During the battle, U.S. Marine and Army forces, under the command of Major General Alexander Vandegrift, struggled against the 17th Japanese Army led into the battlefield by Lieutenant General Harukichi Hyakutake. On the defense near the Lunga perimeter, where a strategically important airfield was located, the Americans managed to stop the Japanese offensive, with many casualties for the Japanese.

In just three days, Japanese forces tried to assault American positions numerous times, losing hundreds of soldiers each time. Eventually, when the battle was over, the Japanese lost no less than 2,200 soldiers (yet, some sources give a number of 3,300 Japanese killed there). The Japanese fleet also lost 1 cruiser and 14 aircraft. At the same time, the American army lost only up to 86 soldiers killed, with 1 tugboat and 1 patrol boat sunk. The Battle of Henderson Field was the last significant ground offensive of the Japanese Army on Guadalcanal. 
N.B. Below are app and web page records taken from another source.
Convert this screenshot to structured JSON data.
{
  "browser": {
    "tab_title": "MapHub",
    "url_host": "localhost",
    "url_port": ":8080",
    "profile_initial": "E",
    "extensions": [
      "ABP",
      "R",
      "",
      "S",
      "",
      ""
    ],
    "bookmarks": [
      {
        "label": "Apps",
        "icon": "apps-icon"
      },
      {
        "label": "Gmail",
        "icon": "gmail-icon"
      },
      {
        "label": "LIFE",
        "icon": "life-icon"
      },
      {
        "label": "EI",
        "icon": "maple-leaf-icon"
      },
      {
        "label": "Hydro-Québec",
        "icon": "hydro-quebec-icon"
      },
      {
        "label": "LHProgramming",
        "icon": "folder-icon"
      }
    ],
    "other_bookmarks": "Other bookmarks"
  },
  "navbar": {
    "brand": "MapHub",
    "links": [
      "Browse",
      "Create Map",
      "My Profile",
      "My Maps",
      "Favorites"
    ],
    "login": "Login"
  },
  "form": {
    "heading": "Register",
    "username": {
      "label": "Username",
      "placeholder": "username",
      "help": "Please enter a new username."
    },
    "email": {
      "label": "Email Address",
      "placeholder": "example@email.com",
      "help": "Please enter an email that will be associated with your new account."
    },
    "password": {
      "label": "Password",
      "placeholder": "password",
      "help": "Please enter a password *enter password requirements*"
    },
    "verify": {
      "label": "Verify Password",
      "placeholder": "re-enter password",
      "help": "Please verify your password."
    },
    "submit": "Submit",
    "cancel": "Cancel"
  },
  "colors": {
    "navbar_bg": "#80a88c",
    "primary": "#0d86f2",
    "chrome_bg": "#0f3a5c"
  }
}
1944Second World War: Pacific Theater: The Battle of Leyte Gulf

The largest naval battle of the war (and, probably, in history) took place near the Philippine islands of Leyte, as well as the islands of Samar and Luzon between October 23 and 26, 1944: the same three days on which the Battle of Henderson Field was fought, two years later.

The battle was a desperate attempt by Japan to stop the American invasion of the island of Leyte (which occurred on October 20, 1944): a strategically-important island, the occupation of which might had resulted in the naval blockade of Hirohito’s Empire—so Japanese forces mobilized nearly their entire available fleet. Yet, the Third and Seventh American Fleets, under the command of Admirals Halsey and Kinkaid respectively, repulsed the attack of the Combined Japanese Fleet led by admirals Kurita, Nishimura, Shima, Ozawa, and Seki.

8 fleet carriers, 8 light carriers, 18 escort carriers, 12 battleships, 24 cruisers, and 166 destroyers and destroyer escorts fought in the Battle of Leyte Gulf on the American side. 1 fleet carrier, 3 light carriers, 9 battleships, 14 heavy cruisers, 6 light cruisers, and more than 35 destroyers took part in the battle from the Japanese side.

Suffering four times as many casualties as the Americans (12,500 killed sailors againast 3,000), having 1 fleet carrier, 3 light carriers, 3 battleships, 10 cruisers, and 11 destroyers sunk,  the Japanese fleet lost this battle, which was a true disaster for a country already losing the war in the Pacific.

These are the most notable events in U.S. history that occurred on October 23, at least in our view.

Author: USA Really